Make time for some sort of exercise each day, even if it just a power walk around the block. You really need to be moving to a point where you are out of breath for a cumulative hour every day.
I love to run and have done all my life and it is one of the easiest and cheapest forms of exercise as well as being good fitting in with daily life (step out the door, do whatever time you fancy, bosh). HOWEVER… Don’t suddenly after 10 years of inactivity pull on your Adidas and train for a marathon or you WILL end up injured and WILL probably hate it. Start slow. For the first month I would do light walk/jogs with lots of leg strengthening exercises to build up your joints and tendons. Then slowly build – you will be surprised how quickly you get fitter and may even want to set a goal like a 5 or 10k race. A goal is great for keeping you focused and doing something for charity that you can’t back out of helps too!
Of course running is not for all, cycling and swimming are all great as well as hiking or power walking and are a little more forgiving on any existing injuries.
You can usually find some great classes either at a gym or in local halls for not a huge amount of money. Go with a friend and have a laugh! No competitiveness and you can work at your own pace. A circuits class if you can find one is great for overall fitness and you can chose which stations you do.
Find something you find fun – you are more likely to do it and keep it up if you enjoy it. It can be anything as long as you are moving and a bit sweaty!
Women – please do resistance work… Ladies often shy away from weights but they are essential in tandem with moderate impact exercises in keeping your bone density up – which will come in majorly handy post menopause. Osteoporosis is not a nice condition and very debilitating, affecting millions of women’s quality of life later on. As well as this the more muscle you have the more calories your burn as they take more energy to maintain. As a fitness instructor I can tell those who have lost weight from exercise and those who have dieted it off, and it’s all about muscle tone. Once you get past 35 thin ‘aint pretty if it’s hanging over unused muscle… Don’t embark on a complicated regime that’s hard to fit in, simple box press-ups and a few curls will use a lot of muscle in one go and make a lot of difference. I always advocate free weights (dumbbells) rather than machines so that you are using all your support muscles as well, rather than the machine supporting you. Great for the core! Lunges and squats with or without weight are great for lower body muscles and toning.

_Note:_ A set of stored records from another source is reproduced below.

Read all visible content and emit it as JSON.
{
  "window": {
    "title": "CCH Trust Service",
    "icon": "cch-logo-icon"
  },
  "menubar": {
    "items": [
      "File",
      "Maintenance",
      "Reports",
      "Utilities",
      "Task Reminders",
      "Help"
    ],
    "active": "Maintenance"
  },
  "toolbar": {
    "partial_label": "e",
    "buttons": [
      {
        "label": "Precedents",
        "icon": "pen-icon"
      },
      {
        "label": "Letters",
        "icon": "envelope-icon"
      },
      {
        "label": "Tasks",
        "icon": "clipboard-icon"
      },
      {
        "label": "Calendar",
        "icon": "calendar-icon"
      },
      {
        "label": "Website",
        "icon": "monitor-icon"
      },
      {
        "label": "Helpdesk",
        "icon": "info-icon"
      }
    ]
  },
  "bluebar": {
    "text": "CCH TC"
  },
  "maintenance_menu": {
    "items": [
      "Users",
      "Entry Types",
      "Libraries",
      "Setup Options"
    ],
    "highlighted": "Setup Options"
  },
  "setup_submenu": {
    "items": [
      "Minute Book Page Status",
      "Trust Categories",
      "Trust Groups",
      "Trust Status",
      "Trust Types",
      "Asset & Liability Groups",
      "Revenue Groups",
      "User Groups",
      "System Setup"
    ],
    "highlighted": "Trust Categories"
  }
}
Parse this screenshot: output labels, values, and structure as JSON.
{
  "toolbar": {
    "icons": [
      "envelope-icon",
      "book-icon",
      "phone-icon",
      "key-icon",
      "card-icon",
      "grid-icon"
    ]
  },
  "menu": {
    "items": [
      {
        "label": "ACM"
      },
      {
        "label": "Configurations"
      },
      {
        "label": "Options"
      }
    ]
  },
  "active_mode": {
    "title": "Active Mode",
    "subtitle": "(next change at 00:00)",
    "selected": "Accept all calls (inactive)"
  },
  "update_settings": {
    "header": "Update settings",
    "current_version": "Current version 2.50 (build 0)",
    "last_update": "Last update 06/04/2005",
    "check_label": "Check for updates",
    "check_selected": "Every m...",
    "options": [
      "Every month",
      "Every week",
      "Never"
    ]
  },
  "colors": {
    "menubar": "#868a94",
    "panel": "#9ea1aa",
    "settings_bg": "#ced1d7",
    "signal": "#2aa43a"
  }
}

There are lots of resources on the internet regarding exercises but if you can it’s great to get a session or so in the gym with an instructor who can show you how to do everything safely, especially if you have an existing condition or injury. Keep it simple and safe.
Make sure when you do anything you are actually working. Working in a gym you do meet a certain amount of people who think because they have walked in and stood on a machine at the lowest level means they have done a work out (and therefore deserve a Mars Bar)… One of the main reasons for people quitting the gym for ‘non results’ is this phenomenon. I’m not saying kill yourself but getting fitter naturally takes a little bit of effort.
Don’t put pressure on yourself and keep sight of why you are doing it and the benefits to you. Even working in a gym I put weight on after I got married and while I did a bit of exercise I’m probably only just getting back to previous levels. Life happens, time is precious but you owe it to yourself and your family to make sure you look after yourselves, a few small changes can make all the difference.
Please note – see a GP if you want to embark on any fitness program if you have any underlying health issues.